Top of THE INPUT

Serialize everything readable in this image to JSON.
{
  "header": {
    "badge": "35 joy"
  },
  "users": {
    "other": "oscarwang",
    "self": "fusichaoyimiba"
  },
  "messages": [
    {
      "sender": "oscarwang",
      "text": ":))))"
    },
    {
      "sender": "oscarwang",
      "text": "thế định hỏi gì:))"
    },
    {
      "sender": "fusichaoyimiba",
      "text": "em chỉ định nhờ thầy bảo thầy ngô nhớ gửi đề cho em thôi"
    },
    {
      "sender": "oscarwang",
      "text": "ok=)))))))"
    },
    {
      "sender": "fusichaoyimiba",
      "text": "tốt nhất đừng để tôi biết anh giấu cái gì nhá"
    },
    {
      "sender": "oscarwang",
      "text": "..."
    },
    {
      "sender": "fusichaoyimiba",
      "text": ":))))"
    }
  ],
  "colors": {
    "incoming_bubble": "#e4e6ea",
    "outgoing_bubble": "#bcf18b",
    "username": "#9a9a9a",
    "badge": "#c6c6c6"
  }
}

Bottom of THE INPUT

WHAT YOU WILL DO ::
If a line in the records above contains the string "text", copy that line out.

ANSWER TO THE PROBLEM ::
      "text": ":))))"
      "text": "thế định hỏi gì:))"
      "text": "em chỉ định nhờ thầy bảo thầy ngô nhớ gửi đề cho em thôi"
      "text": "ok=)))))))"
      "text": "tốt nhất đừng để tôi biết anh giấu cái gì nhá"
      "text": "..."
      "text": ":))))"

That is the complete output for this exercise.